__PROVIDED RECORDS__.
BEGIN

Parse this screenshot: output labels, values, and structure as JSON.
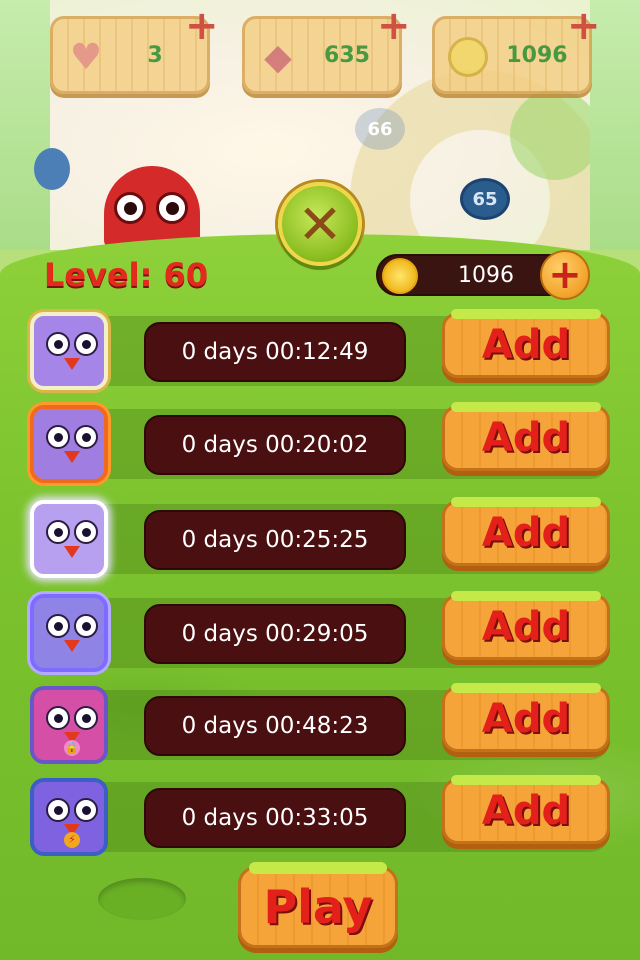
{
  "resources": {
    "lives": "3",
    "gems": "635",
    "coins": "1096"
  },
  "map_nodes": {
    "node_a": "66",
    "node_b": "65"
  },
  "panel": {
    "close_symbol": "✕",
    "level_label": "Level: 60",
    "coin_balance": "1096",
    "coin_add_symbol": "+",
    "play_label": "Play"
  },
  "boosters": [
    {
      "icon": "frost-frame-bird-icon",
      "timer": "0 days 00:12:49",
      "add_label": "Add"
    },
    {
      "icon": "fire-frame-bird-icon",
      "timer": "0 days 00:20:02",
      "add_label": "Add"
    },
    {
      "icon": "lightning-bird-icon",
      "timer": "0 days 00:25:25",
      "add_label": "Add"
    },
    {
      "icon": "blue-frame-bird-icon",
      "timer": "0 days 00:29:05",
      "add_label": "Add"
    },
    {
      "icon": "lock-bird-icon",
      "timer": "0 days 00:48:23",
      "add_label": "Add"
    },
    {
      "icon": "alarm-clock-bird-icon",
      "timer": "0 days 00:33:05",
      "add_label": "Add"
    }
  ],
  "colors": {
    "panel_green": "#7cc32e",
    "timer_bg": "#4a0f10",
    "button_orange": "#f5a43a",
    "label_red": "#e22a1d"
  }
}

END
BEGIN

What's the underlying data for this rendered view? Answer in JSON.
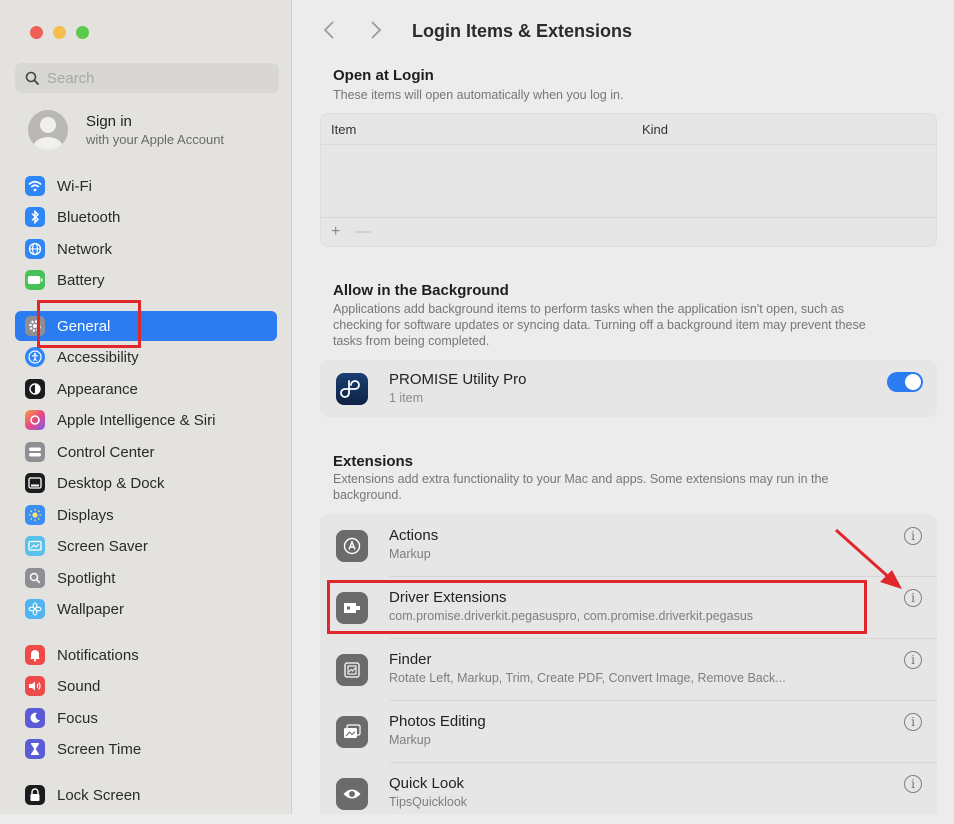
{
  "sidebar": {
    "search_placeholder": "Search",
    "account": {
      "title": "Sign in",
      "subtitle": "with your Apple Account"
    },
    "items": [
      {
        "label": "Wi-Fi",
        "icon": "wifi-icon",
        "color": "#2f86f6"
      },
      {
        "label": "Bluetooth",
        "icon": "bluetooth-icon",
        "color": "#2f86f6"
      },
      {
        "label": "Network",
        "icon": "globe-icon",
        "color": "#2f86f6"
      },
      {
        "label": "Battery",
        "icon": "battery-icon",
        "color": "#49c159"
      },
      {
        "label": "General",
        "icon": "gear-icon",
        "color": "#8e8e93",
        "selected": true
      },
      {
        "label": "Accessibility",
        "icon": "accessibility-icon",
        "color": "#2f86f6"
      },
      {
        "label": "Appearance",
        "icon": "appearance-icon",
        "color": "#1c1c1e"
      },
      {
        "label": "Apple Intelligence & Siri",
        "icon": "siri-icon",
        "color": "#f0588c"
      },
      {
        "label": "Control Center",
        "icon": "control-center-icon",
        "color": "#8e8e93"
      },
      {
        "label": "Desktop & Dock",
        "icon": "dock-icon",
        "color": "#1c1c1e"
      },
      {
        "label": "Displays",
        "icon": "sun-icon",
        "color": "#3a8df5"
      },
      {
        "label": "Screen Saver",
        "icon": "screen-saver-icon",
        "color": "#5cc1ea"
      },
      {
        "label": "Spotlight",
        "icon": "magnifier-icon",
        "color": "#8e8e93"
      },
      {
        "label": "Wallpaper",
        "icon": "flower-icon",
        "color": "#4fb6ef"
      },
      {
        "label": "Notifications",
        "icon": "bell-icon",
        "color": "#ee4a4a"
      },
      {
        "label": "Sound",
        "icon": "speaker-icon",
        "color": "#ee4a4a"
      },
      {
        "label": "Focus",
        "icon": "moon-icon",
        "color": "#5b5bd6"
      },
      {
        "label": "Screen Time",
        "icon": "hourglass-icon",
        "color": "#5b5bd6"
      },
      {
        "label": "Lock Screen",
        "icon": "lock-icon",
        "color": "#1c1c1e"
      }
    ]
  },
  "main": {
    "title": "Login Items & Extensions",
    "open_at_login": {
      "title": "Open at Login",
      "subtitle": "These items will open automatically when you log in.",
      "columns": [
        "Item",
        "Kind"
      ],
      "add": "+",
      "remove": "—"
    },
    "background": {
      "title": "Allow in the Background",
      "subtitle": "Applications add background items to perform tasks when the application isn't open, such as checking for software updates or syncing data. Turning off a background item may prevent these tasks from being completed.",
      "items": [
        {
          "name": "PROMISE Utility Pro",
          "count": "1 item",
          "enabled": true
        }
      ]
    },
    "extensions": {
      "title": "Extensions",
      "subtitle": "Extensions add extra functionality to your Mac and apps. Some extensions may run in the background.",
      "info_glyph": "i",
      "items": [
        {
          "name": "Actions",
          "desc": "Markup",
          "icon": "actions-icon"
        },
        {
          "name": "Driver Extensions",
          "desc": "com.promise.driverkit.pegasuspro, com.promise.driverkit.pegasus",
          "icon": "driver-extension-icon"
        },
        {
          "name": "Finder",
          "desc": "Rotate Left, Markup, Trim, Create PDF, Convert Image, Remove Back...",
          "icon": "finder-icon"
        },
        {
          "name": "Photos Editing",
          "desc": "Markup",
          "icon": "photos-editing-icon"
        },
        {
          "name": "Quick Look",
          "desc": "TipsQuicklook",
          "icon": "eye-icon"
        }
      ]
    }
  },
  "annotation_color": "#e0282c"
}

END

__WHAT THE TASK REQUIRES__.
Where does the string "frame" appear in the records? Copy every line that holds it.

__SOLUTION TO THE PROBLEM__.
      "icon": "frost-frame-bird-icon",
      "icon": "fire-frame-bird-icon",
      "icon": "blue-frame-bird-icon",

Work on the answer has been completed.